A fresh look at the Arts and Crafts movement, charting its origins in reformist ideals, its engagement with commercial culture, and its ultimate place in everyday households.
In its spread from Britain to the United States, the Arts and Crafts movement evolved from its roots in individual craftsmanship to a mainstream trend increasingly adapted for mass production by American retailers. Inspired by John Ruskin in Britain in the 1840s in response to what he saw as the corrosive forces of industrialization, the movement was profoundly transformed as its tenets of simple design, honest use of materials, and social value of handmade goods were widely adopted and commodified by companies like Sears, Roebuck and Co.
The movement grew popular in early 20th-century America, where it was stripped of its reformist ideals by large-scale manufacturing and merchandising through department stores and mail-order catalogues.
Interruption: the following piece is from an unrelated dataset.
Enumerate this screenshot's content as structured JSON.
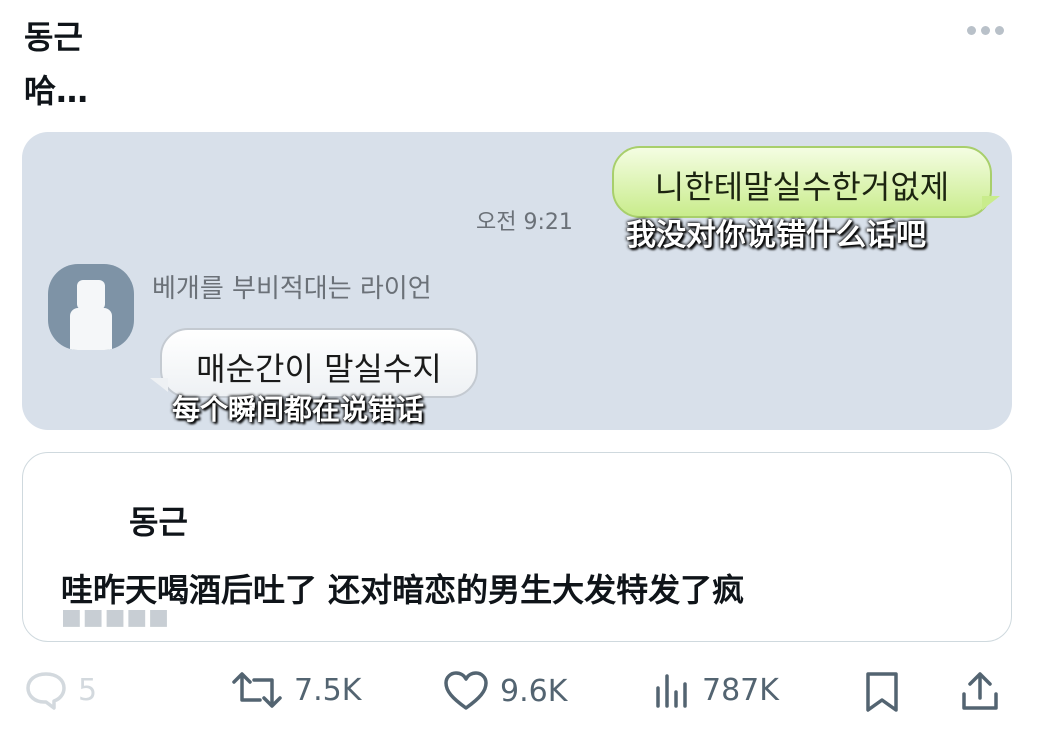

This beautiful book is illustrated with stunning furniture and designs by William Morris, Gustav Stickley, and Elbert Hubbard’s Roycroft community, among many others, along with such ephemera as the catalogues, sales brochures, and magazine spreads that generated popular interest. This perspective offers a new understanding of the Arts and Crafts idea, its geographical reach, and its translation into everyday design.